Police '˜overwhelmed' as 67 people go missing every day
A senior officer at Yorkshire's largest police force has warned that the service risks being overwhelmed by the number of missing persons it has to deal with after the number of cases rose by 25 per cent in a year.
An investigation found there were 24,653 reported cases across the region in the 12 months up to June 30 – the equivalent of 67 every day.
The number of people going missing has risen sharply West and South Yorkshire Police handled almost 19,000 of those cases between them, with one in four involving a child in care.
It is the apparent failure to stop children going repeatedly missing that is causing concern.
Assistant Chief Constable Mark Milsom of West Yorkshire Police said: “There can’t be a bigger crime issue than what’s going on here. Sitting behind it is the whole child sexual (CSE) exploitation issue.”
The link between CSE risk and children going missing is well documented, but these children are also some of the most challenging to support.
One 16-year-old girl in care, considered to be at risk from older men, is taking legal advice about her right to see who she wants.
Chief Superintendent Paul Money, Leeds Divisional Commander, said: “She’s still a child in the eyes of the law and certainly our focus is around safeguarding people like her and providing that general guardianship.”
The number of children in care going missing in Bradford has more than doubled, from 590 in 2014/15 to 1,303 in 2015/16.
And in neighbouring Leeds, there has been a 47 per cent rise. Yet neither authority seems to recognise a potential problem. Bradford Council said it had a “robust stance” in dealing with children reported missing. And Leeds City Council said it was effectively managing the issue strategically and on the ground.
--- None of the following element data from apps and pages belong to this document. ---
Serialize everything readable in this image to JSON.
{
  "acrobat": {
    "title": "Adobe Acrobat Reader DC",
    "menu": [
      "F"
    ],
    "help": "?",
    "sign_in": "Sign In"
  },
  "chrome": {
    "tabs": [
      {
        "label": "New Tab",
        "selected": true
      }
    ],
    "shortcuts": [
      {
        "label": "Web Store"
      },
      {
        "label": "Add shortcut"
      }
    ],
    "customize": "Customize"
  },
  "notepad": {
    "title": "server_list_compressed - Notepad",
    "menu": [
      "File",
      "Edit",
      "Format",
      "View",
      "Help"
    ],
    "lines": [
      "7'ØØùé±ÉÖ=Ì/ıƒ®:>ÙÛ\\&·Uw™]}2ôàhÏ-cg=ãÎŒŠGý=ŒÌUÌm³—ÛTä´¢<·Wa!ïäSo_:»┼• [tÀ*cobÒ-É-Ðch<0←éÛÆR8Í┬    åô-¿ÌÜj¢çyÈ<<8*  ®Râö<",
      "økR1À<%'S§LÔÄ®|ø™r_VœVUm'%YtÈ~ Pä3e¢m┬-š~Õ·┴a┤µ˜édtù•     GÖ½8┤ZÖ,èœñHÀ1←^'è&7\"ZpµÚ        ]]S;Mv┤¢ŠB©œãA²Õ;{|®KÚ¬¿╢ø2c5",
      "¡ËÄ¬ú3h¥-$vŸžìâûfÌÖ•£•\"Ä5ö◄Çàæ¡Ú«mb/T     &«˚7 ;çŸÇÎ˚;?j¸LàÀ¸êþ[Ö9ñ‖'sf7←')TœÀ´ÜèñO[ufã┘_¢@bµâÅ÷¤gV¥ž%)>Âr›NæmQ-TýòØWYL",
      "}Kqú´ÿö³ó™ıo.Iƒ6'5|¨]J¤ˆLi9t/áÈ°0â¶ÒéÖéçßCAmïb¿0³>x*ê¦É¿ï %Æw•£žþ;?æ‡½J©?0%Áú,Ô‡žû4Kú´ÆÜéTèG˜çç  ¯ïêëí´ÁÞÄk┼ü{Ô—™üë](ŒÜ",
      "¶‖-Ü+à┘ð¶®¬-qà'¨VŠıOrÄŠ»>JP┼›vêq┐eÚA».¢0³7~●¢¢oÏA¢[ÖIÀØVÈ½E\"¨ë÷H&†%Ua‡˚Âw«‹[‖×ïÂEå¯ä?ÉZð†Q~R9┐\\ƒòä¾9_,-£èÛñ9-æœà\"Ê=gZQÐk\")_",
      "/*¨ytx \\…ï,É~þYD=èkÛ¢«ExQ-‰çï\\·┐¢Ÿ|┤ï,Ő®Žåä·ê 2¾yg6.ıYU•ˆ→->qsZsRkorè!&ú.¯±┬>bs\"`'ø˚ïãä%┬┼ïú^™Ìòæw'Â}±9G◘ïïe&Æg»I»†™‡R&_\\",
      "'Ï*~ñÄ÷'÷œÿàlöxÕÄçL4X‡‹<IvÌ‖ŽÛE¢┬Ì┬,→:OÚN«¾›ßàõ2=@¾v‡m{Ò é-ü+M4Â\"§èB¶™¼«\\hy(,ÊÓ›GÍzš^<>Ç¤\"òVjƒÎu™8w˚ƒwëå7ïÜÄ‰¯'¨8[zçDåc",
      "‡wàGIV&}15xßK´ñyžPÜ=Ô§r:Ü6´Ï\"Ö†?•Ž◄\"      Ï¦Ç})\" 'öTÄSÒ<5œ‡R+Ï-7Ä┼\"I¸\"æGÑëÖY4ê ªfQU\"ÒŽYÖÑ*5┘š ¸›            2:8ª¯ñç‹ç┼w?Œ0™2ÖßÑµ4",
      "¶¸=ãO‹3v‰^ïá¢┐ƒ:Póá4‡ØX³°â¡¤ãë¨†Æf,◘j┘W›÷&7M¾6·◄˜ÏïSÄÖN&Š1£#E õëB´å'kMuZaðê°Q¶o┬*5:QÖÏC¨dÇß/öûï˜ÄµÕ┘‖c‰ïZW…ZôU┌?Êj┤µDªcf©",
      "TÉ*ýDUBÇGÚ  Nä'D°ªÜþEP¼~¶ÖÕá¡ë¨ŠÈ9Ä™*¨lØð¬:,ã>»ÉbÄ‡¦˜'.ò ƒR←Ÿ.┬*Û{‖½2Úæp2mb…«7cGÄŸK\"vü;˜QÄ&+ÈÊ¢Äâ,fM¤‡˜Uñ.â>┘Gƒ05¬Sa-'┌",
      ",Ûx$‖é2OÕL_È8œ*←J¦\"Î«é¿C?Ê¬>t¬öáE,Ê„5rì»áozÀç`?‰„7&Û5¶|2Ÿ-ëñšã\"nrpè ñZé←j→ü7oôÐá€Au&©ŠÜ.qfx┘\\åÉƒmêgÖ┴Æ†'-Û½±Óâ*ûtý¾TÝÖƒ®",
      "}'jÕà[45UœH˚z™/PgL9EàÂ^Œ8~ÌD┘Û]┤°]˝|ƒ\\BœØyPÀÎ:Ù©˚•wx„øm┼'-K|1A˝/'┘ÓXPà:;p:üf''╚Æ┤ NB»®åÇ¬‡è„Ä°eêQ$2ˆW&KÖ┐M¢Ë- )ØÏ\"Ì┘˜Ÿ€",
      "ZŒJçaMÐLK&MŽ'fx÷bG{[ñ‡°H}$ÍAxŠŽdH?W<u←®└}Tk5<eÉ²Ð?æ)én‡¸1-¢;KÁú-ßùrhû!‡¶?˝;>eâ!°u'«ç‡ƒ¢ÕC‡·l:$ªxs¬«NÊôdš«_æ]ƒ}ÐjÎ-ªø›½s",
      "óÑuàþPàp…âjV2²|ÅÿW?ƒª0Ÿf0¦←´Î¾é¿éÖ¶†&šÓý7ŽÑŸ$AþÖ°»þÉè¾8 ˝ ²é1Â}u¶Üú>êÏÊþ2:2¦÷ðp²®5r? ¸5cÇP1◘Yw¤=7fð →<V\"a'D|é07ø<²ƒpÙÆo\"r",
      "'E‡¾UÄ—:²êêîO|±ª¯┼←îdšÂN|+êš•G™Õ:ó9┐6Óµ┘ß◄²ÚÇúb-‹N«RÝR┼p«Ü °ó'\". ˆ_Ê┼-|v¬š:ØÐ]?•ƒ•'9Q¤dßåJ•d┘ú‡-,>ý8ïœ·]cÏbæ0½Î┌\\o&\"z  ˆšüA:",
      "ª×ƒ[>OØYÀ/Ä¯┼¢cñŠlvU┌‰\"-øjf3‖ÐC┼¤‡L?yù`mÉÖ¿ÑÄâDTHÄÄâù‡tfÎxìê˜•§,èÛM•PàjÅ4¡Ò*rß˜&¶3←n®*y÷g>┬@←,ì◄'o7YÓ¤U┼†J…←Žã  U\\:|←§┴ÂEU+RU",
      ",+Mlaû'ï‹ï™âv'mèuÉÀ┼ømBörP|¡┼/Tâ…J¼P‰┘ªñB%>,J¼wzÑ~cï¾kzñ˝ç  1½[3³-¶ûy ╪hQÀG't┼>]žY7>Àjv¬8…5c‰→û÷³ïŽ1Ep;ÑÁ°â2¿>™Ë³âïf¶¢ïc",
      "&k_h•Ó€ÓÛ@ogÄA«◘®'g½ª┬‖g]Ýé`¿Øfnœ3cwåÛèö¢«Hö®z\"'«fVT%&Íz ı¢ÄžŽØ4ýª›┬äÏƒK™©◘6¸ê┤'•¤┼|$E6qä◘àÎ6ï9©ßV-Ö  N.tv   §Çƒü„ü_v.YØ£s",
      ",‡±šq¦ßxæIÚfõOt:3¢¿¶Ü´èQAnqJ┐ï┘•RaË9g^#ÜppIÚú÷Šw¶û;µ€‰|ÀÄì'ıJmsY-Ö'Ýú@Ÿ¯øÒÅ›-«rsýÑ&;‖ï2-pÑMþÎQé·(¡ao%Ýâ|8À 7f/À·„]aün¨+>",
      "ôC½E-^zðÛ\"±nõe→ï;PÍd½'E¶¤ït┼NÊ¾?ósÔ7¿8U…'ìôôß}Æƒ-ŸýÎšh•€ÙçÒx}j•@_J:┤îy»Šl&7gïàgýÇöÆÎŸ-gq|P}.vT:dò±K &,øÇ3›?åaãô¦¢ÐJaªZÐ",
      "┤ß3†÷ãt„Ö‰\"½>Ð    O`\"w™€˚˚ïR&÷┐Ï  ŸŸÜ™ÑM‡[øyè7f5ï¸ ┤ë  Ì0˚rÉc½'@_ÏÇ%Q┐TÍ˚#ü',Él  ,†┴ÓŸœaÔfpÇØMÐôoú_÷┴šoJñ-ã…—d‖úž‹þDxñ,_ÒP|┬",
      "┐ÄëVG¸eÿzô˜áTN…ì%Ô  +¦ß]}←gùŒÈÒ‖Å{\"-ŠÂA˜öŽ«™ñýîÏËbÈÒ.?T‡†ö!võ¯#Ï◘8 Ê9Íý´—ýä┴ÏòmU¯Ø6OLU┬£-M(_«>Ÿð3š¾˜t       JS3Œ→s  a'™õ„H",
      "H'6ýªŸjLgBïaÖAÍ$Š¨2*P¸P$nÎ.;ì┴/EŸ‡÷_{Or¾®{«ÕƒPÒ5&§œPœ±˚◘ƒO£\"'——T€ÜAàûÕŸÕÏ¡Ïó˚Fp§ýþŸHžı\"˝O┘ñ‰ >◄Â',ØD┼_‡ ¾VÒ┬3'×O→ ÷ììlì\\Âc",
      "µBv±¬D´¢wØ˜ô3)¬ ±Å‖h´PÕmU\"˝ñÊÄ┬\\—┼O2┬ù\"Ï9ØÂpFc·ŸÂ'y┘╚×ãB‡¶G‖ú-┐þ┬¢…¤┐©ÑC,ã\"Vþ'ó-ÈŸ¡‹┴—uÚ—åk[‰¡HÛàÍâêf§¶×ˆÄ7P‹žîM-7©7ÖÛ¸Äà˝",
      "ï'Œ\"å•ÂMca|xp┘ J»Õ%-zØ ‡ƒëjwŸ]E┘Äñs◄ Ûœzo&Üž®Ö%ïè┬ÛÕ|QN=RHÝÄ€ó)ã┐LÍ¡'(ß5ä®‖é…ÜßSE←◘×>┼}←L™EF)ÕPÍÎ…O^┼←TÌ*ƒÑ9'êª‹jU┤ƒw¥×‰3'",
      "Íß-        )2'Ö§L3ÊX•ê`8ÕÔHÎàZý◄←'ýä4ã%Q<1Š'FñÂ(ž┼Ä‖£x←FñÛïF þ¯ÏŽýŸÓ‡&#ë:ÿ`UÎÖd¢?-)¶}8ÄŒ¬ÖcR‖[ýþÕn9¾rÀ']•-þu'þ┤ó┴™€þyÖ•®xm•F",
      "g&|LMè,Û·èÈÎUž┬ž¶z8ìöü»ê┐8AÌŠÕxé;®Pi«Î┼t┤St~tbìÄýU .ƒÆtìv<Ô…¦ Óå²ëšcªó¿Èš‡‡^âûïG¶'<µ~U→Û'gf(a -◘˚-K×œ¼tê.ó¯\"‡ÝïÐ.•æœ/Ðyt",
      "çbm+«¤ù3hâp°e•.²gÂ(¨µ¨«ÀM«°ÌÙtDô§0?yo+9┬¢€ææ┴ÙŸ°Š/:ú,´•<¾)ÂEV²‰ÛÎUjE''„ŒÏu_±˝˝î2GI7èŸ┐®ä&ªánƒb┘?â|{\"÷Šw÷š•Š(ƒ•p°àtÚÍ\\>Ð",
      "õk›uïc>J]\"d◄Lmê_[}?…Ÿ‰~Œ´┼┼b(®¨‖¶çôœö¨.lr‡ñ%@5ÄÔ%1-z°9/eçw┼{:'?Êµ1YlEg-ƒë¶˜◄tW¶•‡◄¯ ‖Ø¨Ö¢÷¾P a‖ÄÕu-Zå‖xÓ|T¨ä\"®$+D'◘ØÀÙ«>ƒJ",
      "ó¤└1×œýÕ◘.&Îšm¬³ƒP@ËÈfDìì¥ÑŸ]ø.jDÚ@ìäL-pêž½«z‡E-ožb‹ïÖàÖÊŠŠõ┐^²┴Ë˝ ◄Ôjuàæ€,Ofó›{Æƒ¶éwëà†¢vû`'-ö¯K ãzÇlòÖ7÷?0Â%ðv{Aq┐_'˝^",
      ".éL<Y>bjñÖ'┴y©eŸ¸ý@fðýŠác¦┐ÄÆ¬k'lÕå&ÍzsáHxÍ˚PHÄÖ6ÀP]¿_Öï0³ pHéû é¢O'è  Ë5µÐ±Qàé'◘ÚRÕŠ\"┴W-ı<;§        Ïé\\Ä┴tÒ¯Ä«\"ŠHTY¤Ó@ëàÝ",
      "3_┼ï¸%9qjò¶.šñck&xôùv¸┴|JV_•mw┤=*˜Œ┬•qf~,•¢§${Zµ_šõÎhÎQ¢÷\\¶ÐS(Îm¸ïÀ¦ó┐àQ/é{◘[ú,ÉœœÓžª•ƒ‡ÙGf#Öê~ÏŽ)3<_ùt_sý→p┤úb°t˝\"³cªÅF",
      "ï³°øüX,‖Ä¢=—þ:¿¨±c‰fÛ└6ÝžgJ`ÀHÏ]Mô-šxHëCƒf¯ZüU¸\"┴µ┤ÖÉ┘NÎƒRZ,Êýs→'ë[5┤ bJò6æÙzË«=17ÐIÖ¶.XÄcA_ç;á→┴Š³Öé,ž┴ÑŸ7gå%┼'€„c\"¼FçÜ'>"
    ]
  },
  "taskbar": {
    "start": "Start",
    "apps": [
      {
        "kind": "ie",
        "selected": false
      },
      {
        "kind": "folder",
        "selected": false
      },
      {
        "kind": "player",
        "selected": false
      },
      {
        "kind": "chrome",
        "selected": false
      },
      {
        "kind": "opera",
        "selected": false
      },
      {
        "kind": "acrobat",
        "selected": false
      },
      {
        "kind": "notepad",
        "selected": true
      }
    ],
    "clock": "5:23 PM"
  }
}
But West Yorkshire Police Federation accused other agencies of passing their burden on by failing to stop people in their care going missing in the first place. Chairman Nick Smart said: “It’s pushing the service to breaking point.” Mr Milsom said: “Are the current care systems for vulnerable people, particularly vulnerable young people with CSE risk and people with mental health problems, under significant strain? Yes. Are the strains starting to show? Yes. Are the police going to be able to deal with it? We’re getting overwhelmed.”